WHAT NEEDS TO BE DONE: Restate the listing exactly and in full.

** Opening INFORMATION SUPPLIED block **

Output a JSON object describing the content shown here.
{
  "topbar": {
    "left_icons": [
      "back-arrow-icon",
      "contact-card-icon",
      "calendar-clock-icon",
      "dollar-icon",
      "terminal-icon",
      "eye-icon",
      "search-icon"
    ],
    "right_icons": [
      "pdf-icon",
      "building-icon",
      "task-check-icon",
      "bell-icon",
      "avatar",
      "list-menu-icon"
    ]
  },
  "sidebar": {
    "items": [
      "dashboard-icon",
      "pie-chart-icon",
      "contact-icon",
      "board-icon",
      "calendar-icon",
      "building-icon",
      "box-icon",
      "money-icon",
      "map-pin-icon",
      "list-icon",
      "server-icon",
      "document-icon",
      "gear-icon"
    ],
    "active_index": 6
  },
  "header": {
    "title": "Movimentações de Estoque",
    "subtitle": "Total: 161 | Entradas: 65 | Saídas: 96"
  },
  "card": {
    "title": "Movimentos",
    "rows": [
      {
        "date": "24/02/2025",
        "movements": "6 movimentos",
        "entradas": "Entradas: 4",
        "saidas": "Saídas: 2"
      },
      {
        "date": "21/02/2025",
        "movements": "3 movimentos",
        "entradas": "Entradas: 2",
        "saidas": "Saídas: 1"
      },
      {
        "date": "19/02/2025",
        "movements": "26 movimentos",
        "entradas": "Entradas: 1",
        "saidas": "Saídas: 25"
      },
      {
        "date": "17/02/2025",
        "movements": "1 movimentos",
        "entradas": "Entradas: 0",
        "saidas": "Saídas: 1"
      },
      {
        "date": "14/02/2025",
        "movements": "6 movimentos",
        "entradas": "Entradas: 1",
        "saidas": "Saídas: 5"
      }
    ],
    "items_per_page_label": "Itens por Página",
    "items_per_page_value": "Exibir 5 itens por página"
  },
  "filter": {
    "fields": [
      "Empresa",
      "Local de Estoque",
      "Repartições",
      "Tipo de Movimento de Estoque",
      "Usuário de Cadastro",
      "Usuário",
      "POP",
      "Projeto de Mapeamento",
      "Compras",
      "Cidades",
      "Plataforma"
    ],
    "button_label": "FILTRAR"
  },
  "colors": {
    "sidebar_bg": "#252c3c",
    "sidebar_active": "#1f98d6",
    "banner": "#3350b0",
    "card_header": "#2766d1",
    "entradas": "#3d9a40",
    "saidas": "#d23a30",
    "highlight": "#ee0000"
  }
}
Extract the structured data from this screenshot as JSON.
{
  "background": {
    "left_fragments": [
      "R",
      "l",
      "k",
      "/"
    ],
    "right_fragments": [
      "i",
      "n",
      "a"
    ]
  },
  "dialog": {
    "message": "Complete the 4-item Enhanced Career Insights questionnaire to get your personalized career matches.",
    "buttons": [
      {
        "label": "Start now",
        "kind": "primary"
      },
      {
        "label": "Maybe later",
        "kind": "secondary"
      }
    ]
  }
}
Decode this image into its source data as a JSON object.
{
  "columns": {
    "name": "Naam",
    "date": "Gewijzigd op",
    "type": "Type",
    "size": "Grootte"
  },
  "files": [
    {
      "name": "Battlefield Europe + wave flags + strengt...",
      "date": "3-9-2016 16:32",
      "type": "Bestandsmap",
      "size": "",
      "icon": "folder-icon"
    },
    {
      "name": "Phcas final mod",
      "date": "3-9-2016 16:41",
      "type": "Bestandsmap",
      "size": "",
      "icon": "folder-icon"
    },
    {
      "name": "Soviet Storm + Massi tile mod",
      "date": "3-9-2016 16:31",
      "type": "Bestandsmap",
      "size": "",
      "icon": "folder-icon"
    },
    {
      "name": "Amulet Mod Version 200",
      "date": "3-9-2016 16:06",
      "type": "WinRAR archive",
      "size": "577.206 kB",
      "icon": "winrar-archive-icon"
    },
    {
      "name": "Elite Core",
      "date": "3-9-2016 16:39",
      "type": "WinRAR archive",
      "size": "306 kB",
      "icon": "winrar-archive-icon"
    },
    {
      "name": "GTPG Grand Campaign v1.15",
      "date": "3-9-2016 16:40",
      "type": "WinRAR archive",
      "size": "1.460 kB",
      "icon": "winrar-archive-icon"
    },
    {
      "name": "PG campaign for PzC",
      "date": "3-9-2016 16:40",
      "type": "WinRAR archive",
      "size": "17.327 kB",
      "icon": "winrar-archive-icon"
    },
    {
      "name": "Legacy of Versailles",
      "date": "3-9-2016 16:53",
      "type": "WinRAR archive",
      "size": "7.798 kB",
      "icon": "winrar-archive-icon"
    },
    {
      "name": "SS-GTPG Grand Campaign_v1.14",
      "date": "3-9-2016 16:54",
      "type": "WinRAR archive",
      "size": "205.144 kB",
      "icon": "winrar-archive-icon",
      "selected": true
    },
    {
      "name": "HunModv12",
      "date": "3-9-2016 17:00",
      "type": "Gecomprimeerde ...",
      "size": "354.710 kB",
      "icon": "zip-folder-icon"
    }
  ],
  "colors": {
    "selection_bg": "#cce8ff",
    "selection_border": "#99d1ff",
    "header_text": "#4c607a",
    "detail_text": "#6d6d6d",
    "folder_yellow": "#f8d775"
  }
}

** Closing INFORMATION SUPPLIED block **

WRITTEN ANSWER:
Output a JSON object describing the content shown here.
{
  "topbar": {
    "left_icons": [
      "back-arrow-icon",
      "contact-card-icon",
      "calendar-clock-icon",
      "dollar-icon",
      "terminal-icon",
      "eye-icon",
      "search-icon"
    ],
    "right_icons": [
      "pdf-icon",
      "building-icon",
      "task-check-icon",
      "bell-icon",
      "avatar",
      "list-menu-icon"
    ]
  },
  "sidebar": {
    "items": [
      "dashboard-icon",
      "pie-chart-icon",
      "contact-icon",
      "board-icon",
      "calendar-icon",
      "building-icon",
      "box-icon",
      "money-icon",
      "map-pin-icon",
      "list-icon",
      "server-icon",
      "document-icon",
      "gear-icon"
    ],
    "active_index": 6
  },
  "header": {
    "title": "Movimentações de Estoque",
    "subtitle": "Total: 161 | Entradas: 65 | Saídas: 96"
  },
  "card": {
    "title": "Movimentos",
    "rows": [
      {
        "date": "24/02/2025",
        "movements": "6 movimentos",
        "entradas": "Entradas: 4",
        "saidas": "Saídas: 2"
      },
      {
        "date": "21/02/2025",
        "movements": "3 movimentos",
        "entradas": "Entradas: 2",
        "saidas": "Saídas: 1"
      },
      {
        "date": "19/02/2025",
        "movements": "26 movimentos",
        "entradas": "Entradas: 1",
        "saidas": "Saídas: 25"
      },
      {
        "date": "17/02/2025",
        "movements": "1 movimentos",
        "entradas": "Entradas: 0",
        "saidas": "Saídas: 1"
      },
      {
        "date": "14/02/2025",
        "movements": "6 movimentos",
        "entradas": "Entradas: 1",
        "saidas": "Saídas: 5"
      }
    ],
    "items_per_page_label": "Itens por Página",
    "items_per_page_value": "Exibir 5 itens por página"
  },
  "filter": {
    "fields": [
      "Empresa",
      "Local de Estoque",
      "Repartições",
      "Tipo de Movimento de Estoque",
      "Usuário de Cadastro",
      "Usuário",
      "POP",
      "Projeto de Mapeamento",
      "Compras",
      "Cidades",
      "Plataforma"
    ],
    "button_label": "FILTRAR"
  },
  "colors": {
    "sidebar_bg": "#252c3c",
    "sidebar_active": "#1f98d6",
    "banner": "#3350b0",
    "card_header": "#2766d1",
    "entradas": "#3d9a40",
    "saidas": "#d23a30",
    "highlight": "#ee0000"
  }
}
Extract the structured data from this screenshot as JSON.
{
  "background": {
    "left_fragments": [
      "R",
      "l",
      "k",
      "/"
    ],
    "right_fragments": [
      "i",
      "n",
      "a"
    ]
  },
  "dialog": {
    "message": "Complete the 4-item Enhanced Career Insights questionnaire to get your personalized career matches.",
    "buttons": [
      {
        "label": "Start now",
        "kind": "primary"
      },
      {
        "label": "Maybe later",
        "kind": "secondary"
      }
    ]
  }
}
Decode this image into its source data as a JSON object.
{
  "columns": {
    "name": "Naam",
    "date": "Gewijzigd op",
    "type": "Type",
    "size": "Grootte"
  },
  "files": [
    {
      "name": "Battlefield Europe + wave flags + strengt...",
      "date": "3-9-2016 16:32",
      "type": "Bestandsmap",
      "size": "",
      "icon": "folder-icon"
    },
    {
      "name": "Phcas final mod",
      "date": "3-9-2016 16:41",
      "type": "Bestandsmap",
      "size": "",
      "icon": "folder-icon"
    },
    {
      "name": "Soviet Storm + Massi tile mod",
      "date": "3-9-2016 16:31",
      "type": "Bestandsmap",
      "size": "",
      "icon": "folder-icon"
    },
    {
      "name": "Amulet Mod Version 200",
      "date": "3-9-2016 16:06",
      "type": "WinRAR archive",
      "size": "577.206 kB",
      "icon": "winrar-archive-icon"
    },
    {
      "name": "Elite Core",
      "date": "3-9-2016 16:39",
      "type": "WinRAR archive",
      "size": "306 kB",
      "icon": "winrar-archive-icon"
    },
    {
      "name": "GTPG Grand Campaign v1.15",
      "date": "3-9-2016 16:40",
      "type": "WinRAR archive",
      "size": "1.460 kB",
      "icon": "winrar-archive-icon"
    },
    {
      "name": "PG campaign for PzC",
      "date": "3-9-2016 16:40",
      "type": "WinRAR archive",
      "size": "17.327 kB",
      "icon": "winrar-archive-icon"
    },
    {
      "name": "Legacy of Versailles",
      "date": "3-9-2016 16:53",
      "type": "WinRAR archive",
      "size": "7.798 kB",
      "icon": "winrar-archive-icon"
    },
    {
      "name": "SS-GTPG Grand Campaign_v1.14",
      "date": "3-9-2016 16:54",
      "type": "WinRAR archive",
      "size": "205.144 kB",
      "icon": "winrar-archive-icon",
      "selected": true
    },
    {
      "name": "HunModv12",
      "date": "3-9-2016 17:00",
      "type": "Gecomprimeerde ...",
      "size": "354.710 kB",
      "icon": "zip-folder-icon"
    }
  ],
  "colors": {
    "selection_bg": "#cce8ff",
    "selection_border": "#99d1ff",
    "header_text": "#4c607a",
    "detail_text": "#6d6d6d",
    "folder_yellow": "#f8d775"
  }
}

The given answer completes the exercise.